Amos leaves him alone in the bedroom, and Joseph searches for something that he can use to pin down the hundred-dollar bill that Amos has left behind. After going through some dresser drawers he finds a pincushion and leaves the bill attached to the cover over a pillow. Then he goes upstairs to the music room, where he puts on a recording of "a Haydn divertimento for the cello, played by Piatigorsky." He had given it to Etta in one of his attempts to "improve" her.
"It was the first movement, the adagio, that I cared most about. Its sober opening notes, preliminaries to a thoughtful confession, showed me that I was still an apprentice in suffering and humiliation."
What I should do with them, how to meet them, was answered in the second declaration: with grace, without meanness. And though I could not as yet apply that answer to myself, I recognized its rightness and was vehemently moved by it. Not until I was a whole man could it be my answer, too. And was I to become this whole man alone, without aid? I was too weak for it, I did not command the will. Then in what quarter should I look for help, where was the power? ... The music named only one source, the universal one, God. But what a miserable surrender that would be, born out of disheartenment and chaos; and out of fear, bodily and imperious, that like a disease asked for a remedy and did not care how it was supplied.It's a moment that, in this earliest of Bellow novels, will be repeated throughout the body of his work: the solitary intellectual, brought to a moment of spiritual crisis -- and then brought down from the lofty heights of introspection by the rude intrusion of ordinary life.
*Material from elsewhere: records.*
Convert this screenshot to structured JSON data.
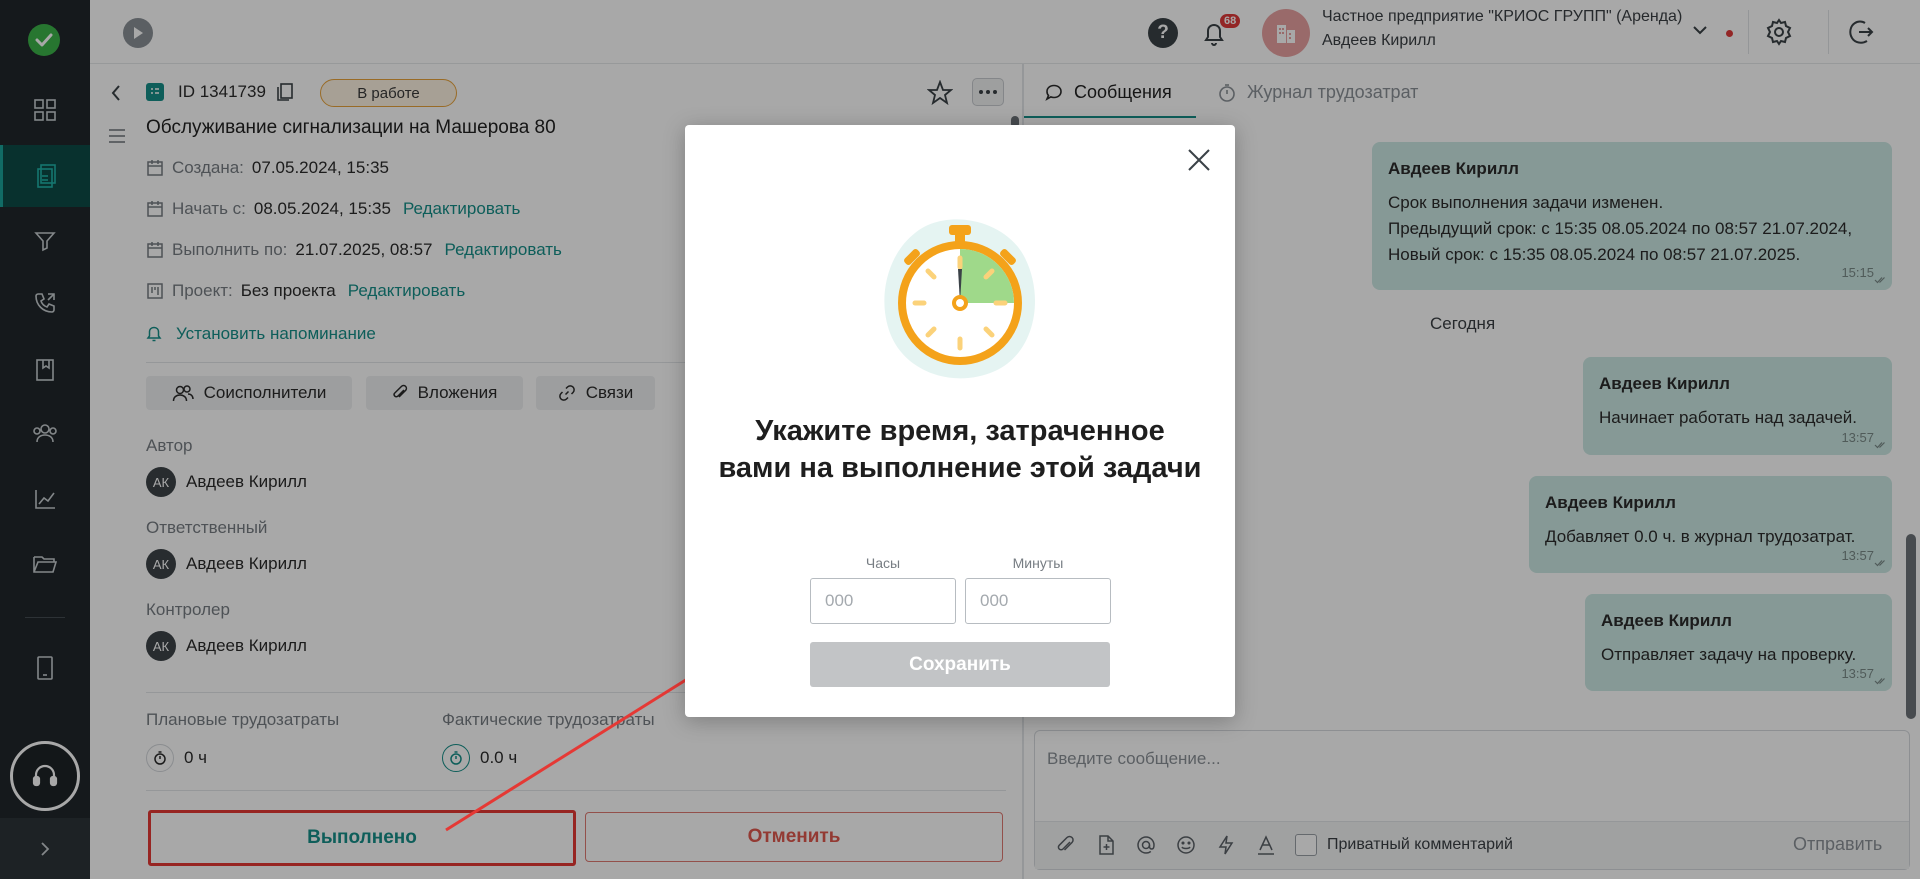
{
  "topbar": {
    "notifications_count": "68",
    "org_name": "Частное предприятие \"КРИОС ГРУПП\" (Аренда)",
    "user_name": "Авдеев Кирилл"
  },
  "task": {
    "id_text": "ID 1341739",
    "status": "В работе",
    "title": "Обслуживание сигнализации на Машерова 80",
    "created_label": "Создана:",
    "created_value": "07.05.2024, 15:35",
    "start_label": "Начать с:",
    "start_value": "08.05.2024, 15:35",
    "due_label": "Выполнить по:",
    "due_value": "21.07.2025, 08:57",
    "project_label": "Проект:",
    "project_value": "Без проекта",
    "edit_link": "Редактировать",
    "reminder": "Установить напоминание",
    "tabs": [
      "Соисполнители",
      "Вложения",
      "Связи"
    ],
    "author_label": "Автор",
    "responsible_label": "Ответственный",
    "controller_label": "Контролер",
    "person_initials": "АК",
    "person_name": "Авдеев Кирилл",
    "planned_label": "Плановые трудозатраты",
    "planned_value": "0 ч",
    "actual_label": "Фактические трудозатраты",
    "actual_value": "0.0 ч",
    "done_button": "Выполнено",
    "cancel_button": "Отменить"
  },
  "chat": {
    "tab_messages": "Сообщения",
    "tab_journal": "Журнал трудозатрат",
    "day_label": "Сегодня",
    "messages": [
      {
        "author": "Авдеев Кирилл",
        "lines": [
          "Срок выполнения задачи изменен.",
          "Предыдущий срок: с 15:35 08.05.2024 по 08:57 21.07.2024,",
          "Новый срок: с 15:35 08.05.2024 по 08:57 21.07.2025."
        ],
        "time": "15:15"
      },
      {
        "author": "Авдеев Кирилл",
        "lines": [
          "Начинает работать над задачей."
        ],
        "time": "13:57"
      },
      {
        "author": "Авдеев Кирилл",
        "lines": [
          "Добавляет 0.0 ч. в журнал трудозатрат."
        ],
        "time": "13:57"
      },
      {
        "author": "Авдеев Кирилл",
        "lines": [
          "Отправляет задачу на проверку."
        ],
        "time": "13:57"
      }
    ],
    "composer_placeholder": "Введите сообщение...",
    "private_label": "Приватный комментарий",
    "send_label": "Отправить"
  },
  "modal": {
    "title": "Укажите время, затраченное вами на выполнение этой задачи",
    "hours_label": "Часы",
    "minutes_label": "Минуты",
    "hours_placeholder": "000",
    "minutes_placeholder": "000",
    "save_button": "Сохранить"
  },
  "colors": {
    "accent": "#168f89",
    "danger": "#e53935",
    "bubble": "#cce8e4",
    "rail": "#20272b"
  }
}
For at this moment, as Joseph is wandering through "the seldom-disturbed thickets around the heart," Etta pops up and wants to play her Xavier Cugat records.
They argue, childishly. Especially childishly on Joseph's part, since he's almost twice her age. And then, shockingly, Joseph decides that what she needs is a spanking. Shockingly, because the psychosexual import of what he's about to do is an entirely new note in the novel, prepared for only by the quotation from Isaiah that had been part of Joseph's thinking earlier.
With the fingers of her free hand she tired to reach my face. Seizing her by the hair fiercely, I snapped her head back; her outcry never left her throat; her nails missed me narrowly. Her eyes shut tightly, in horror. "Here's something from a beggar you won't forget in a hurry," I muttered. I dragged her to the piano bench, still gripping her hair.... I pulled her over my knee, trapping both her legs in mine.This near-rape is the product of an argument over who gets to use the phonograph. That alone opens an new window into Joseph's character, into the dark frustrations of the dangling man. Adding to the perverseness of the scene is Joseph's own acknowledgment earlier that Etta looks like him. There is an element of self-rape in the scene.
Her cries attract Amos, Dolly, and Iva. Accusations fly, and in the course of them Etta reveals that she has been spying on her uncle: "You were looking in Mama's dressing table." For his part, Joseph has the bad grace to take out his anger (and nascent guilt) on his wife: "In the darkened corner near the phonograph Iva lowered her head into her hands. 'Hey! what are you acting up for back there?' I called out to her." And when they get home and she sits on the bed and bursts into tears, he shouts at her, "It's so nice to know that you at least have faith in me!"